===== PROVIDED RECORDS
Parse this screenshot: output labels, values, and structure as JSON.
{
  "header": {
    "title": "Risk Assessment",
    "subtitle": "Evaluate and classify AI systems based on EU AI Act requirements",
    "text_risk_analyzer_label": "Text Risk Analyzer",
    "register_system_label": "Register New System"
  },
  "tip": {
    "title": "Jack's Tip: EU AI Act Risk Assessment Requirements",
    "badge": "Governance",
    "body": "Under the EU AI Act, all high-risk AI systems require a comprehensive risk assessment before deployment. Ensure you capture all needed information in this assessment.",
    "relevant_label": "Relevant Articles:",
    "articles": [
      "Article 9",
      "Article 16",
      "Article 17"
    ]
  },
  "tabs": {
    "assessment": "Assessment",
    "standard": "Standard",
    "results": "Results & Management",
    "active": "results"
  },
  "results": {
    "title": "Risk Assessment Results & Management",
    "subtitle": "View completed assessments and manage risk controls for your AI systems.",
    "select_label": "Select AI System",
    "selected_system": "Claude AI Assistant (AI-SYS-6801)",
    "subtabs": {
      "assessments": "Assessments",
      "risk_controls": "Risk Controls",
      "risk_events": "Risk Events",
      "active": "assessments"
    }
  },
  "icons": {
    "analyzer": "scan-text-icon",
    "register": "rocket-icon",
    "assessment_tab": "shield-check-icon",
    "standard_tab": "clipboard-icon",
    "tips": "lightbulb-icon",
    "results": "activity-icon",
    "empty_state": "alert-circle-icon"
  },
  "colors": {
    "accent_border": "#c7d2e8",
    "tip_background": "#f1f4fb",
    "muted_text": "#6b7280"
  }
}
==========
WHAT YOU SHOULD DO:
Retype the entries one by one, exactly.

SOLUTION TO THE PROBLEM:
Parse this screenshot: output labels, values, and structure as JSON.
{
  "header": {
    "title": "Risk Assessment",
    "subtitle": "Evaluate and classify AI systems based on EU AI Act requirements",
    "text_risk_analyzer_label": "Text Risk Analyzer",
    "register_system_label": "Register New System"
  },
  "tip": {
    "title": "Jack's Tip: EU AI Act Risk Assessment Requirements",
    "badge": "Governance",
    "body": "Under the EU AI Act, all high-risk AI systems require a comprehensive risk assessment before deployment. Ensure you capture all needed information in this assessment.",
    "relevant_label": "Relevant Articles:",
    "articles": [
      "Article 9",
      "Article 16",
      "Article 17"
    ]
  },
  "tabs": {
    "assessment": "Assessment",
    "standard": "Standard",
    "results": "Results & Management",
    "active": "results"
  },
  "results": {
    "title": "Risk Assessment Results & Management",
    "subtitle": "View completed assessments and manage risk controls for your AI systems.",
    "select_label": "Select AI System",
    "selected_system": "Claude AI Assistant (AI-SYS-6801)",
    "subtabs": {
      "assessments": "Assessments",
      "risk_controls": "Risk Controls",
      "risk_events": "Risk Events",
      "active": "assessments"
    }
  },
  "icons": {
    "analyzer": "scan-text-icon",
    "register": "rocket-icon",
    "assessment_tab": "shield-check-icon",
    "standard_tab": "clipboard-icon",
    "tips": "lightbulb-icon",
    "results": "activity-icon",
    "empty_state": "alert-circle-icon"
  },
  "colors": {
    "accent_border": "#c7d2e8",
    "tip_background": "#f1f4fb",
    "muted_text": "#6b7280"
  }
}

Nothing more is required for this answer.